The data that came in was from all different sources: one may be signal traffic, and the other may be scanned images from people pockets. When I looked at healthcare I wasn’t afraid of the data. A lot of people talk about how healthcare is so unstructured, and there’s so many data problems, I didn’t think it was that big of a deal, honestly, compared to some of the incredibly difficult data problems that we had at NSA.

I started a company out of NSA focused on building software for the intelligence community in 2007, sold it in 2011, and I started to look into health care at that point. Everything I’d done previously to that had been nothing to do with healthcare, but all high tech and about adopting the latest technology.

We started with this concept that we called soldier vision, you could provide information to soldiers while they’re walking down the street in real time.

Augmented reality was and still is very nascent in the military. We built it, and it worked. But it wasn’t successful in adoption, it just wasn’t widely adopted by the military. I think they must have decided at some point that they couldn’t proliferate it widely and keep it secure at the same time.

The glasses were positioned to do more than just displaying historical data, we also wanted to do voice biometrics and facial biometrics at the same time. So collecting voices that they hear around and identifying bad guys based on that, and then facial recognition, looking around the room and if somebody is on a watch list, being able to recognise that individual.

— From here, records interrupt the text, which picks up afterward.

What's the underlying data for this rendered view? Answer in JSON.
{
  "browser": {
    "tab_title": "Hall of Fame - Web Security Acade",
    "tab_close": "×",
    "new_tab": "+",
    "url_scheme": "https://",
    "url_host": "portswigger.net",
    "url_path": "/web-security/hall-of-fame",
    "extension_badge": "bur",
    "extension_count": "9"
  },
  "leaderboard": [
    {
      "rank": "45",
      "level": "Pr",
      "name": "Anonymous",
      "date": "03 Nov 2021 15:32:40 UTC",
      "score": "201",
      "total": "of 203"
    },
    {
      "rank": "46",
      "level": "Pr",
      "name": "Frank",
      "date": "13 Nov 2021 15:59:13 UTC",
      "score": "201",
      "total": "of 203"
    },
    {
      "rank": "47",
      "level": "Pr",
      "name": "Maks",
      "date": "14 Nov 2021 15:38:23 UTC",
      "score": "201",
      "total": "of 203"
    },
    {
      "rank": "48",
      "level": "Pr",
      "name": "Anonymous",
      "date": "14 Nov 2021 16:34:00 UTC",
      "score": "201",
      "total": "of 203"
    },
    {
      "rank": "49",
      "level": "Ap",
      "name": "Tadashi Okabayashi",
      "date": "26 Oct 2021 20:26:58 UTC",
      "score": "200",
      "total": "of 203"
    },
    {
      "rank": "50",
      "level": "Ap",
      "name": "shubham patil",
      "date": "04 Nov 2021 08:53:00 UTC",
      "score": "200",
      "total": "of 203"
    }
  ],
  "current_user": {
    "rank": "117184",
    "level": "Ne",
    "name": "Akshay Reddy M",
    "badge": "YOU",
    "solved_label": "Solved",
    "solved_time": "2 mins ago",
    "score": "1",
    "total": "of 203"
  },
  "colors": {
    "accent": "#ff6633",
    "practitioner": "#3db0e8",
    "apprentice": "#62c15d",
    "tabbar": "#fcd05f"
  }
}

I left because I sold my company, the parent company to this capability. I am now the CEO of Olive.”

Quotes from Sean Lane, based on an interview for AIMed Magazine issue 01, which you can read here.